Several practices at One Buc Place are open to the public, no ticket required. Admission and parking are free. Fans also can enjoy discounted concessions, autograph sessions and appearances by the Buccaneers cheerleaders and the Captain Fear mascot.
The popular night practice at Raymond James Stadium starts at 6:45 p.m. Saturday. Parking lots will open at 2:30 p.m., with autograph vouchers — required for all active-player signings — distributed through the box office in the South Plaza starting at 3 p.m., and autograph sessions beginning at 4 p.m. A fireworks show will end the evening. Practices open to the public (dates and times subject to change):
Today: 8:45-11:30 a.m. Saturday: 6:45-9 p.m. (at Raymond James Stadium) Monday: 8:45-11:30 a.m. Wednesday: 8:45-11:30 a.m. Thursday: 8:45-11:30 a.m. Aug. 2: 8:45-11:30 a.m. Aug. 3: 8:45-11:30 a.m. Aug. 6: 8:45-11:30 a.m. Aug. 10: 10:10 a.m.-12:45 p.m.
Preseason schedule Aug. 8: Baltimore, 7:30 p.m. Aug. 16: at New England, 8 p.m. Aug. 24: at Miami, 7:30 p.m. Aug. 29: Washington, 7:30 p.m.
Bucs rookie CB Johnthan Banks doesn't presume to have all the answers. But he knows where to find 'em. The second-round draft pick out of Mississippi State figures to play a prominent role for Tampa Bay this fall, vying for a starting spot opposite Pro Bowl corner Darrelle Revis. Banks, 23, is savvy enough to shadow Revis during training camp and pick up some pointers. "I talk to (Revis) all the time," Banks said after Thursday's opening practice. "If I see him talking to a coach, I'm going over there to listen. He's the best at what he does, so why not listen to the best?"

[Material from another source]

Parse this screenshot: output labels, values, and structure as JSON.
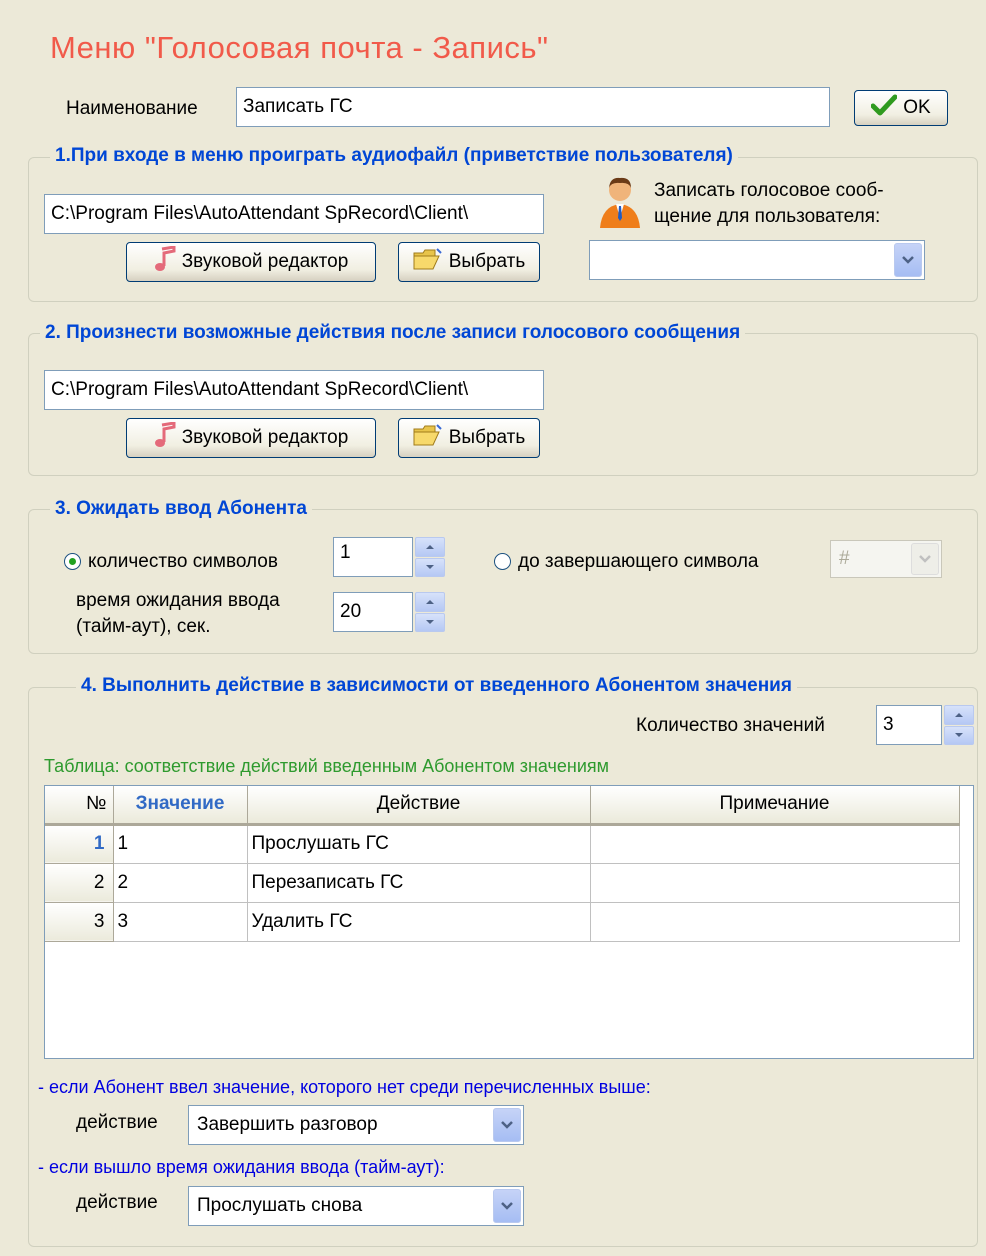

Banks won the Jim Thorpe Award last year as the nation's top college defensive back. His lack of elite speed scared off some NFL scouts, but the Bucs like his mental makeup and 6-foot-2 frame. "He's very long and athletic," Bucs WR Tiquan Underwood said. "They threw him right into the fire today, and Banks responded very well." Banks knows he's stepping up in class. He's not in the SEC anymore, and the NFC South is loaded with big-play receivers such as Roddy White, Julio Jones, Steve Smith and Marques Colston. "Guys in the pros are bigger, faster and smarter," he said. "But I know the playbook, and my confidence level is very high right now." Weather conditions K Lawrence Tynes has played nine NFL seasons, and in all that time he has played just 11 games in a domed stadium. That's about to change, and Tynes can't wait. The Bucs will play four games this season in domes - at Atlanta, Detroit, St. Louis and New Orleans. Tynes expects those games, plus the mild Tampa weather, to allow him to expand his range a little bit. "I can make any field goal on the field," said Tynes, who signed with Tampa Bay last week after K Connor Barth tore an Achilles tendon playing in a charity basketball tournament. "But a lot is dictated by weather." Tynes spent the past six seasons with the New York Giants kicking primarily in the East Rutherford, N.J., wind tunnel that is MetLife Stadium. Whether it's due to weather or something else, Tynes has made just 51 of 77 field-goal tries of 40 yards or more in his career, including 11 of 21 from 50 yards or more. "That's why I'm excited about this opportunity here," said Tynes, who is competing in training camp with undrafted rookie Derek Dimke. "The weather here is beautiful.'' Duel in the sun Entering his fifth NFL season and second with the Bucs, Underwood knows better than to take a roster spot for granted. Underwood, who played for Tampa Bay coach Greg Schiano at Rutgers, made some big catches for the Bucs last fall, including a 62-yard reception against Kansas City. Now, Underwood is facing a major challenge to keep his job as a No. 3 receiver who excels at working the middle of the field. The Bucs signed Kevin Ogletree as a free agent from Dallas, and there are some younger wideouts in the mix as Tampa Bay sorts out its 2013 depth chart. "It's part of the game,'' Underwood said. "Me and Kevin understand it's a battle, but we help each other. We're teammates trying to help each other with our craft. At the end of the day, the best man will win.'' Both sides now Only three years removed from a 1,177-yard season with the Browns, RB Peyton Hillis comes to the Bucs hoping to contribute in any manner as a backup to rookie sensation Doug Martin. "I've been humbled the past couple of years, and I'm happy to be in a place where they want me, a place I can try to produce again,'' said Hillis, who averaged only 3.6 yards per carry in the past two years with Cleveland and Kansas City. Ira Kaufman, Roy Cummings